TASK STATEMENT —
Report every line of the records below that contains the word "case".

EXERCISE DATA —
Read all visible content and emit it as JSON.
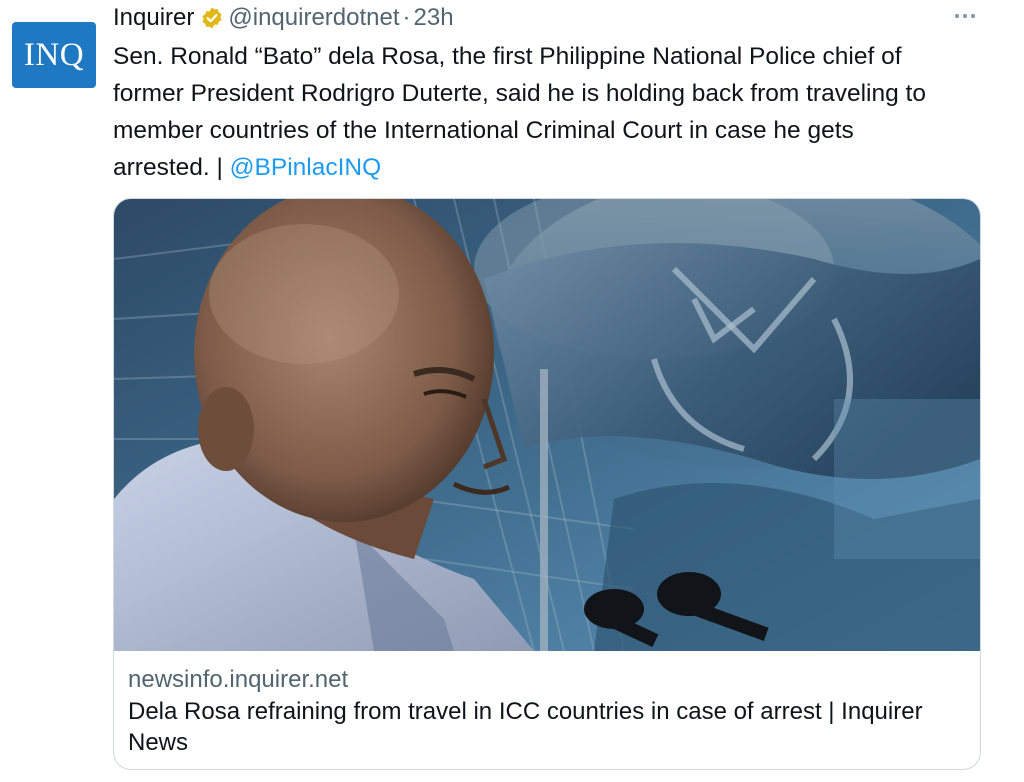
{
  "tweet": {
    "display_name": "Inquirer",
    "handle": "@inquirerdotnet",
    "separator": "·",
    "time": "23h",
    "avatar_text": "INQ",
    "body_lines": [
      "Sen. Ronald “Bato” dela Rosa, the first Philippine National Police chief of",
      "former President Rodrigro Duterte, said he is holding back from traveling to",
      "member countries of the International Criminal Court in case he gets"
    ],
    "body_last_line_prefix": "arrested. | ",
    "mention": "@BPinlacINQ",
    "icons": {
      "verified": "verified-badge-icon",
      "more": "more-options-icon"
    },
    "colors": {
      "link": "#1d9bf0",
      "secondary_text": "#536471",
      "verified_gold": "#e2b719",
      "avatar_bg": "#1f78c2"
    }
  },
  "card": {
    "domain": "newsinfo.inquirer.net",
    "title": "Dela Rosa refraining from travel in ICC countries in case of arrest | Inquirer News",
    "image_icon": "news-photo"
  }
}
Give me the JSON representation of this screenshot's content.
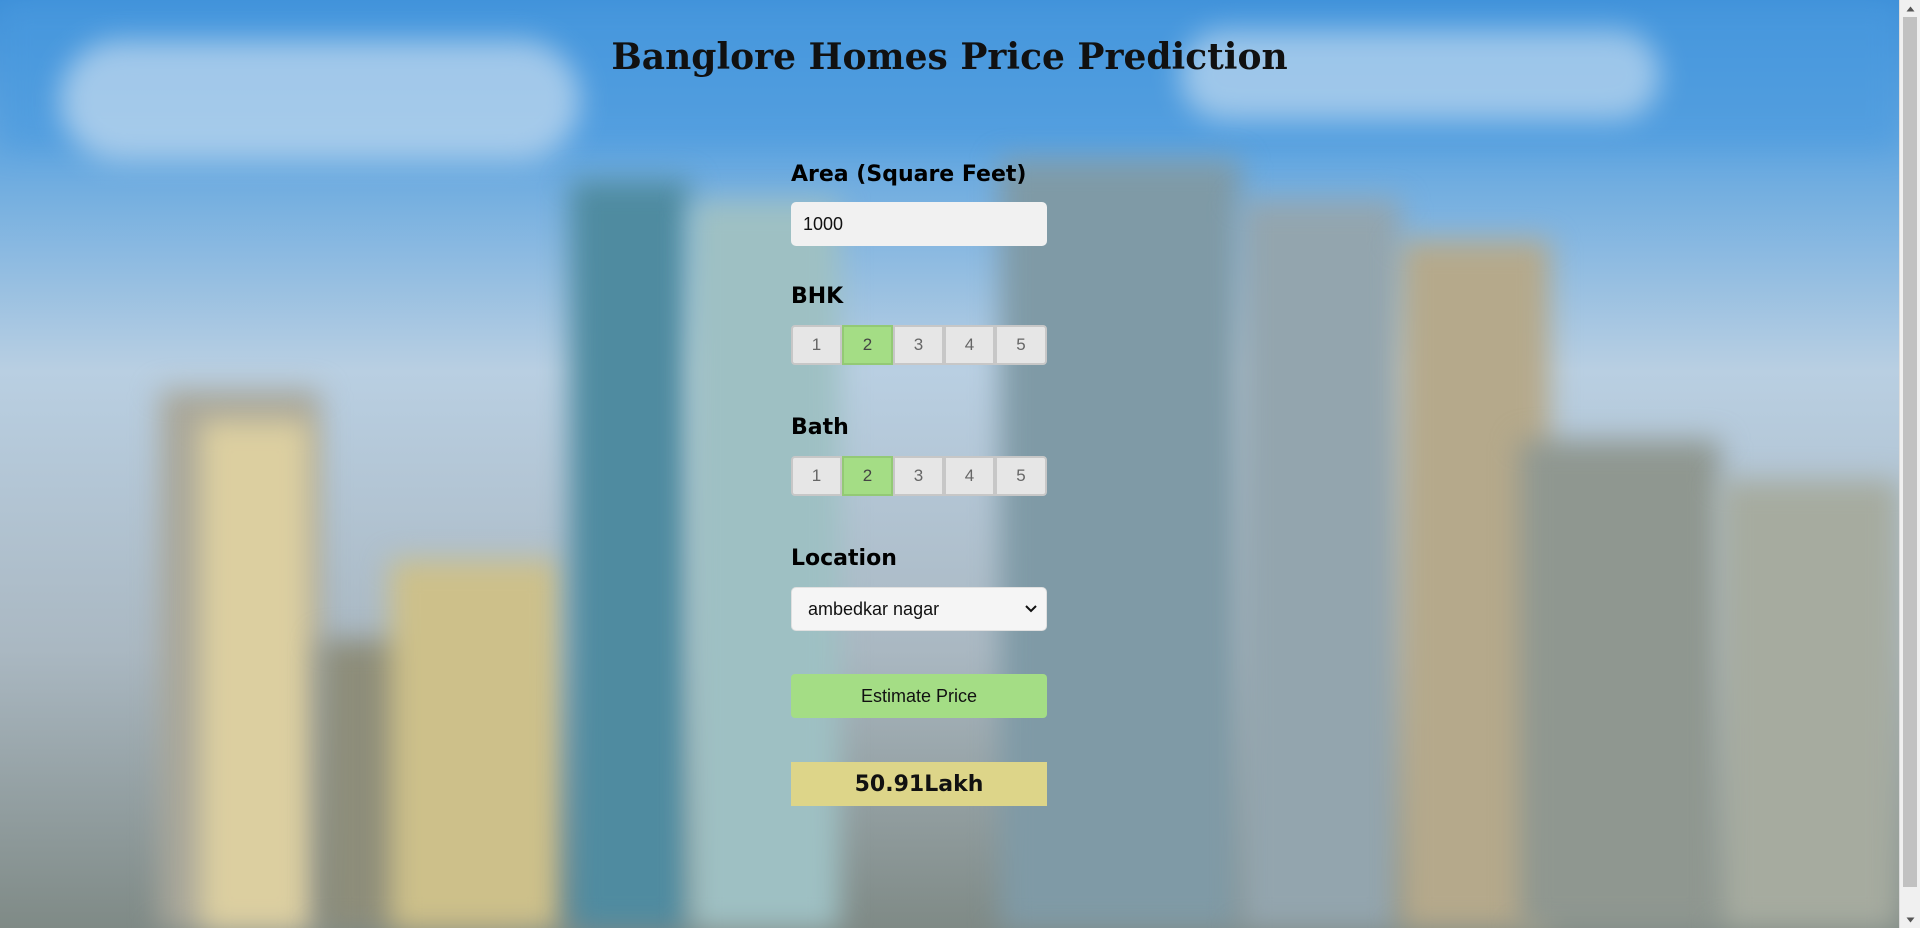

ANSWER SECTION —
      "member countries of the International Criminal Court in case he gets"
    "title": "Dela Rosa refraining from travel in ICC countries in case of arrest | Inquirer News",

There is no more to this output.